For example, screening mammograms and colonoscopies have caught breast and colon cancers early enough to save millions of people. If caught early enough, one simple surgery can cure some cancers completely. But this is virtually impossible to afford without health insurance. Even more tragic is that almost one in four Hispanics living in the United States is uninsured, more than double any other group.
Making the problem even worse is that the single largest barrier to people having health insurance is affordability.
A January 2021 poll showed that two out of three people did not think they could afford any health insurance. The sad truth is that for the tens of millions of Americans without work-sponsored insurance, Medicare, or Medicaid, many cannot afford it without discounts. Which is why anyone who thinks they cannot afford health insurance needs to know about the marketplace.
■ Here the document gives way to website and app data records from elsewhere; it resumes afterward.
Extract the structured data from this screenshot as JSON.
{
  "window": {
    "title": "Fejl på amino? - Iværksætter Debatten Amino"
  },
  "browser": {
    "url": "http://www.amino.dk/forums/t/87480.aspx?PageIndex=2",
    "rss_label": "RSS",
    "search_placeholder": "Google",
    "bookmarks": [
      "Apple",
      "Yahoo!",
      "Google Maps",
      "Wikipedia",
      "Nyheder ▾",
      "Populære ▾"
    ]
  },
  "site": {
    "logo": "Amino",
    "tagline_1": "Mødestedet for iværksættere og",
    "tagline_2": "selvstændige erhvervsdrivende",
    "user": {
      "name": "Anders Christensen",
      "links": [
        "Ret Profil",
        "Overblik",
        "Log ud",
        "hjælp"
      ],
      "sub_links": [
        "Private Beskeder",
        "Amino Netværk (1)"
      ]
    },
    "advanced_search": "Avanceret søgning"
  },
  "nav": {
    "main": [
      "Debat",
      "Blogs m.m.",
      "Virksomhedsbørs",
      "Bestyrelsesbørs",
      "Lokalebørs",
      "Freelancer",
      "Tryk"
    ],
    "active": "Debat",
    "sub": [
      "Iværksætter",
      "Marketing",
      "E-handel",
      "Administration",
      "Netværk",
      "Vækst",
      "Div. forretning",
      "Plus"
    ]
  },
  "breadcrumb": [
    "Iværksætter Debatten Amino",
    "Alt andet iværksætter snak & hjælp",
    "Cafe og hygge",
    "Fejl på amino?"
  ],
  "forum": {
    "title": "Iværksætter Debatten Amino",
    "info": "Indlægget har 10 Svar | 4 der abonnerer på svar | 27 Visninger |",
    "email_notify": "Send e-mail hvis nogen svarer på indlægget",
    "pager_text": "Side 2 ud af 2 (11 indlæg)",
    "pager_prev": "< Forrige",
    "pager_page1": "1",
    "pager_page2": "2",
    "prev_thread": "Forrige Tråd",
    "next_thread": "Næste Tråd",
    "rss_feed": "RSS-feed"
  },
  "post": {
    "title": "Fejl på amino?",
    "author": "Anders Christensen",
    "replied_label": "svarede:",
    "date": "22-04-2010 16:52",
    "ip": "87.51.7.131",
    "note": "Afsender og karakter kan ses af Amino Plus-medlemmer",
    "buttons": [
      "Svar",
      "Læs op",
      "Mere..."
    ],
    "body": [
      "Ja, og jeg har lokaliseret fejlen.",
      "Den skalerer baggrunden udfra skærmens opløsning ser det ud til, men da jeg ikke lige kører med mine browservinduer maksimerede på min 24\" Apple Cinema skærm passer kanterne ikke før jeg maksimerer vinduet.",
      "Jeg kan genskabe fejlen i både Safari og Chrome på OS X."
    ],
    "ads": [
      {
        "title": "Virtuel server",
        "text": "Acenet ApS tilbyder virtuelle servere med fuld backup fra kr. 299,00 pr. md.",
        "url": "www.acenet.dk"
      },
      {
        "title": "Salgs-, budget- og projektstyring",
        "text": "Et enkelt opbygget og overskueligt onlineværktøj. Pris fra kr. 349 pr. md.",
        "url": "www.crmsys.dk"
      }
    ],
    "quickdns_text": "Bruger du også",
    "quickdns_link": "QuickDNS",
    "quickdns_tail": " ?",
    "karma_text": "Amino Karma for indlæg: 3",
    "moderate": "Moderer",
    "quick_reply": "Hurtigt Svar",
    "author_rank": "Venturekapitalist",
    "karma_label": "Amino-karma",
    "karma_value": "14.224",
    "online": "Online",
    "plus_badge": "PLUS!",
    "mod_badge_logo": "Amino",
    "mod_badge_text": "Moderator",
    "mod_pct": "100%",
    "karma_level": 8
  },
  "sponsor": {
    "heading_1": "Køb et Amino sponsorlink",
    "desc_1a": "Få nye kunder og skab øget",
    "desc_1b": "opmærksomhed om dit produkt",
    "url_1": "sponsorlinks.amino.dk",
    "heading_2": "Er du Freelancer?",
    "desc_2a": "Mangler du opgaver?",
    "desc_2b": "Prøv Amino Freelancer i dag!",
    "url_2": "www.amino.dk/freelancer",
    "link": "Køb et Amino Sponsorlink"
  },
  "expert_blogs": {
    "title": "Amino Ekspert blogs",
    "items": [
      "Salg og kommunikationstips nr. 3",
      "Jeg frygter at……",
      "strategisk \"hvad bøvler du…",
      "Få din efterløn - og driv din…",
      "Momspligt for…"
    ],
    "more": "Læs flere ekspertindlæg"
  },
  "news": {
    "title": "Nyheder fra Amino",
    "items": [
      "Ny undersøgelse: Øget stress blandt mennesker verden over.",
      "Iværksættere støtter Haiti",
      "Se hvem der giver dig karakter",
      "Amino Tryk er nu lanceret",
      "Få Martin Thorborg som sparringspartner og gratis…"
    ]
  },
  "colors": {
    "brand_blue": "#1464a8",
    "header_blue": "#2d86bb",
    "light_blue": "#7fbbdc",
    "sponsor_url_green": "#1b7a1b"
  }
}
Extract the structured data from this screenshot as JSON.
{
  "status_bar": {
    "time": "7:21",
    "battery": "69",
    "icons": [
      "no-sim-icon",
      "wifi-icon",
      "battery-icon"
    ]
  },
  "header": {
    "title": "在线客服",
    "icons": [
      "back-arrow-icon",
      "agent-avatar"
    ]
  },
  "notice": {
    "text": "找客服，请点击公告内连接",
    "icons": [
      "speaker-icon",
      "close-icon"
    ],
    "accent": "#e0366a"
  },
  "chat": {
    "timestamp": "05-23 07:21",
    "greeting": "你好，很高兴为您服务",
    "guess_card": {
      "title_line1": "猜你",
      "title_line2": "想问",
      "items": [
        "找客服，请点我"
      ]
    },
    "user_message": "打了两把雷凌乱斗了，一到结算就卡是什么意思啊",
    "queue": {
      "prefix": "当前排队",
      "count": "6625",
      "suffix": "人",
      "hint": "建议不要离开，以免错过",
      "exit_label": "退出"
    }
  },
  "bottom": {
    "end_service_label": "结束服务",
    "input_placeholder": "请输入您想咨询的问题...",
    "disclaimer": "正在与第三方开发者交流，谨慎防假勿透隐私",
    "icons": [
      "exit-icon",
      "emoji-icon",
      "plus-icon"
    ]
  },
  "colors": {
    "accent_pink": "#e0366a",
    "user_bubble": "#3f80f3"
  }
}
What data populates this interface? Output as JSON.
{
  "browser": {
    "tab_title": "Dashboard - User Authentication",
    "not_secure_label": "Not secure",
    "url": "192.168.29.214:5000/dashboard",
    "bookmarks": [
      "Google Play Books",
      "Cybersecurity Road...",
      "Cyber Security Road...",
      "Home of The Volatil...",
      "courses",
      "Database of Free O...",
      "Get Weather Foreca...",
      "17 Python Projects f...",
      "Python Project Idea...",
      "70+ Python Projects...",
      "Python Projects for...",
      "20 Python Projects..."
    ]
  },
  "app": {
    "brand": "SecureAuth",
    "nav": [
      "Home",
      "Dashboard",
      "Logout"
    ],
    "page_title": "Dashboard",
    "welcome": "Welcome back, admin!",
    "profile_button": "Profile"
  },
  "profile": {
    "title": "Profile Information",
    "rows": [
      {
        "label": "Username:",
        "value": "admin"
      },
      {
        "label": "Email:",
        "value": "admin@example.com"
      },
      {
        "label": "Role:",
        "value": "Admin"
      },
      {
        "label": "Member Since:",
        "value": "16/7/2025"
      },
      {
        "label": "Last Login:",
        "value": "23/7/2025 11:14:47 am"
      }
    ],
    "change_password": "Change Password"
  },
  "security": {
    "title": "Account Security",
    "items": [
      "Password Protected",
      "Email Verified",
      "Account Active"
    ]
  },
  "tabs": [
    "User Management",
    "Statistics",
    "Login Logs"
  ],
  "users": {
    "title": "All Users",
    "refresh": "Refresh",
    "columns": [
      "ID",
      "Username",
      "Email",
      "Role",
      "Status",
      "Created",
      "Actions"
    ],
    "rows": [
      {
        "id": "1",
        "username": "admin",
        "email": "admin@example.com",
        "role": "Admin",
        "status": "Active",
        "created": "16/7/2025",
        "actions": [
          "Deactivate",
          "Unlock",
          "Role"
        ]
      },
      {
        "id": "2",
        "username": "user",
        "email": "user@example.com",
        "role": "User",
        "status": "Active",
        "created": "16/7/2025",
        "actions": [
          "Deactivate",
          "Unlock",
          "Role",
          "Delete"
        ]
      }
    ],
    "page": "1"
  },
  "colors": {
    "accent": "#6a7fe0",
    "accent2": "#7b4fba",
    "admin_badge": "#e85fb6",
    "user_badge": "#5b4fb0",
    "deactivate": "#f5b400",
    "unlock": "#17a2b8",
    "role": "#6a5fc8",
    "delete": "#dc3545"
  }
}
The Health Insurance Marketplace was created by the Affordable Care Act (“Obamacare”) and has different names in different states, like Pennie in Pennsylvania. This is where you can check to see if you qualify for discounts.
Before COVID, the range for financial support was for households making between 100% and 400% of the Federal Poverty Level. In 2021 and 2022, that limit is now 500%. Other recent laws have made health insurance even more affordable and most people are eligible for discounts.
If you want to learn more, act quickly. Open enrollment is the only time of the year when anyone who is eligible can sign up. It is happening right now, from Nov. 1 through Jan. 15 or 31, depending on where you live. You must enroll by Dec. 15 to have coverage starting on Jan. 1, 2022. There is no cost to apply. This one simple step could save your life.
Marketplace enrollment dates and contact information in the tri-state: